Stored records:
-- Opening Marker --
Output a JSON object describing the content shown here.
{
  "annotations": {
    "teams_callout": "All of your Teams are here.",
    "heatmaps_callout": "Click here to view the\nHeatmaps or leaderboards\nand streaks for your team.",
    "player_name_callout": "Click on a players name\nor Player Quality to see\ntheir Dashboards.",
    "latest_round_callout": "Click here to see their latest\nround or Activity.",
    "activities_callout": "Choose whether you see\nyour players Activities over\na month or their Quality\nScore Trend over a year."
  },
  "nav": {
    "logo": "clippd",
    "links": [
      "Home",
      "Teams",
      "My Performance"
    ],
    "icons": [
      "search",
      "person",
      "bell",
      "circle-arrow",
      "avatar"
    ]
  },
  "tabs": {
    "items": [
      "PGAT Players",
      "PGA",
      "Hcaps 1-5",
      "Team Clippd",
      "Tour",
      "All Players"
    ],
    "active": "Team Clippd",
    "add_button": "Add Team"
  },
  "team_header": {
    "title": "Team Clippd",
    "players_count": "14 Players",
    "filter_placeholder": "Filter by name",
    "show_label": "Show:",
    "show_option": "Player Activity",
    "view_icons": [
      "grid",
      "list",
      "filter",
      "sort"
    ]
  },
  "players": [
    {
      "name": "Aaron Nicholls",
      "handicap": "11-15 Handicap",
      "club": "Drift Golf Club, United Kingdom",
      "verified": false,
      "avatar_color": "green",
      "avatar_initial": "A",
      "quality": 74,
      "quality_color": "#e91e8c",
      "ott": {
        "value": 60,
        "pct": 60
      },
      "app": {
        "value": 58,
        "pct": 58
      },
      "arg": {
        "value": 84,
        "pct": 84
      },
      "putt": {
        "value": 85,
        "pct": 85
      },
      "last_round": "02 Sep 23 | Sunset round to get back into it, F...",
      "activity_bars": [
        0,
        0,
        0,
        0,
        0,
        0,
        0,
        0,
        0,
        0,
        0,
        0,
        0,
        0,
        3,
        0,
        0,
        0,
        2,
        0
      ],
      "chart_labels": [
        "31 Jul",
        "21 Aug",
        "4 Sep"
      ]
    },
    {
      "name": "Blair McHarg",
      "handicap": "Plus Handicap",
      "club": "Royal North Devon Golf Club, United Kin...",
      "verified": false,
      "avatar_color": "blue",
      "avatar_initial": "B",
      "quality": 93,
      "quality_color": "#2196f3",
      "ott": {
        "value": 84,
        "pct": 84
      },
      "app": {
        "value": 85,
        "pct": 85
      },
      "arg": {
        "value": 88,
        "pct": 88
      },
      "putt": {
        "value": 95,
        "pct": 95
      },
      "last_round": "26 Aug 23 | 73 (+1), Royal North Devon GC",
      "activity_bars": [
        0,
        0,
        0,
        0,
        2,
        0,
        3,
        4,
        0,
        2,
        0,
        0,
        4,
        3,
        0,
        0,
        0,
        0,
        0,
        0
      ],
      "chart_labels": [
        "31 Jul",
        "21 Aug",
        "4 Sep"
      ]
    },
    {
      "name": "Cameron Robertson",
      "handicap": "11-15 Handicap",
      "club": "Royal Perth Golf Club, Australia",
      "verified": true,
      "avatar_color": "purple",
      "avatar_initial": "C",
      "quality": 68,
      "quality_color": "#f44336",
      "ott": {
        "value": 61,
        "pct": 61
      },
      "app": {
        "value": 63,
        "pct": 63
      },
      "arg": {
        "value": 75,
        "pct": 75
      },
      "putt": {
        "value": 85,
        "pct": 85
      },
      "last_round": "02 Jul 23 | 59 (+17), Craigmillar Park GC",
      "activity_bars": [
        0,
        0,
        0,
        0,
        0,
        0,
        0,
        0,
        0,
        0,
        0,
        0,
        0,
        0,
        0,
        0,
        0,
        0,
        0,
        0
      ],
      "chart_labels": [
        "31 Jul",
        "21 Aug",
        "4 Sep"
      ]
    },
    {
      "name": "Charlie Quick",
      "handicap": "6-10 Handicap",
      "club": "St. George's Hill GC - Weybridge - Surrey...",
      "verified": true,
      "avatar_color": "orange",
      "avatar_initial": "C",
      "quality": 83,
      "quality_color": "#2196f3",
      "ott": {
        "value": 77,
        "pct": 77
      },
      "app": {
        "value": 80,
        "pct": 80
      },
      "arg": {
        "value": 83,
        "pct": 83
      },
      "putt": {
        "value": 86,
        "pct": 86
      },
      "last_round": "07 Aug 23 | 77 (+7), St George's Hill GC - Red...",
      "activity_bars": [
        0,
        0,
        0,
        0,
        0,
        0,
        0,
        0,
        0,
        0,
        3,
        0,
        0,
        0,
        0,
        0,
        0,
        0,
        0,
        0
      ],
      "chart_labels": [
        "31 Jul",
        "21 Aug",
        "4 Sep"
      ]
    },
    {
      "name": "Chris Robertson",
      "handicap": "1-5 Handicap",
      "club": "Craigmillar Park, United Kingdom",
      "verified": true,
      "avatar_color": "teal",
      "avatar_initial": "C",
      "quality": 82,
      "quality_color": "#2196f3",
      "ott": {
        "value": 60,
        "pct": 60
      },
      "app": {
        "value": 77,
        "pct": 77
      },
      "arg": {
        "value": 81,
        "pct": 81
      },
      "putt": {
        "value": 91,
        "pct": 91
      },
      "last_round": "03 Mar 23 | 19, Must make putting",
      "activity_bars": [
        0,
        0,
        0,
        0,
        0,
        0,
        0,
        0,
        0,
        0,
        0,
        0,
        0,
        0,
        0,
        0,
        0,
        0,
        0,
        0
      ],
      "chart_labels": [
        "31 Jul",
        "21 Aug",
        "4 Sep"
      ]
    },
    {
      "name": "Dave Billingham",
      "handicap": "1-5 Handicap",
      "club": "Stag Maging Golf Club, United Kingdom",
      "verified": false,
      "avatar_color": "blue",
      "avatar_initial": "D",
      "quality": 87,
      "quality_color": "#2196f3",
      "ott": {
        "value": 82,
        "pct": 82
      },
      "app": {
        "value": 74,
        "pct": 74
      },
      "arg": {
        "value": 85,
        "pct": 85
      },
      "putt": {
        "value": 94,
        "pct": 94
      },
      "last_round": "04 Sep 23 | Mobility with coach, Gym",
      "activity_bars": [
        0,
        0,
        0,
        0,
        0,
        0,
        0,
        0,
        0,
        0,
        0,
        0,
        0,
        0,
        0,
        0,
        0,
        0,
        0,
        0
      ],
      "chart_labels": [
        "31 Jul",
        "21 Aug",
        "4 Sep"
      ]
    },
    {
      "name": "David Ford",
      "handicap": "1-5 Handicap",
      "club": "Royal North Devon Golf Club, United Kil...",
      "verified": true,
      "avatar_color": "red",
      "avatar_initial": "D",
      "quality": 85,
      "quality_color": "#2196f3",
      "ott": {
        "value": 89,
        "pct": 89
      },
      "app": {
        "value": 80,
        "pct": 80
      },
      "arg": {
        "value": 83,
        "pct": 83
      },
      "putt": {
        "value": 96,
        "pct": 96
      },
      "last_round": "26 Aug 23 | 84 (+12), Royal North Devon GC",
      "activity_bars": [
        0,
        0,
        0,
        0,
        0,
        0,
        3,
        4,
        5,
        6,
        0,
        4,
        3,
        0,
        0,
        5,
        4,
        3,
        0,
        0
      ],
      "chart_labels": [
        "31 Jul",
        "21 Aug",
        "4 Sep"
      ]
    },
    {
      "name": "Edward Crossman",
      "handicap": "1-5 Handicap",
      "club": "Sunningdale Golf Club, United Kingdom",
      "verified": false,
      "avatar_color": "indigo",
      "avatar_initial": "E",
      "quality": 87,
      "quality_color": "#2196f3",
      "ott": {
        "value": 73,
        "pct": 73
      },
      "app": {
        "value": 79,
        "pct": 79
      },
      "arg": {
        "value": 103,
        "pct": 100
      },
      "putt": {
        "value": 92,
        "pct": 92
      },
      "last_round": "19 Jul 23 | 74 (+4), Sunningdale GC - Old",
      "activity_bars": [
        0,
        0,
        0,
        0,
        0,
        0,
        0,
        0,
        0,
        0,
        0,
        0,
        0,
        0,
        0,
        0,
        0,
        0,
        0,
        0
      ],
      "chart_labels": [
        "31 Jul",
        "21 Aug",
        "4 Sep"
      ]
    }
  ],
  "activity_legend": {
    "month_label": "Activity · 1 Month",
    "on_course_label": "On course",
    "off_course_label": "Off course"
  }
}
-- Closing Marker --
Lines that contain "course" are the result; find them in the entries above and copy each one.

__Response to this task__:
    "on_course_label": "On course",
    "off_course_label": "Off course"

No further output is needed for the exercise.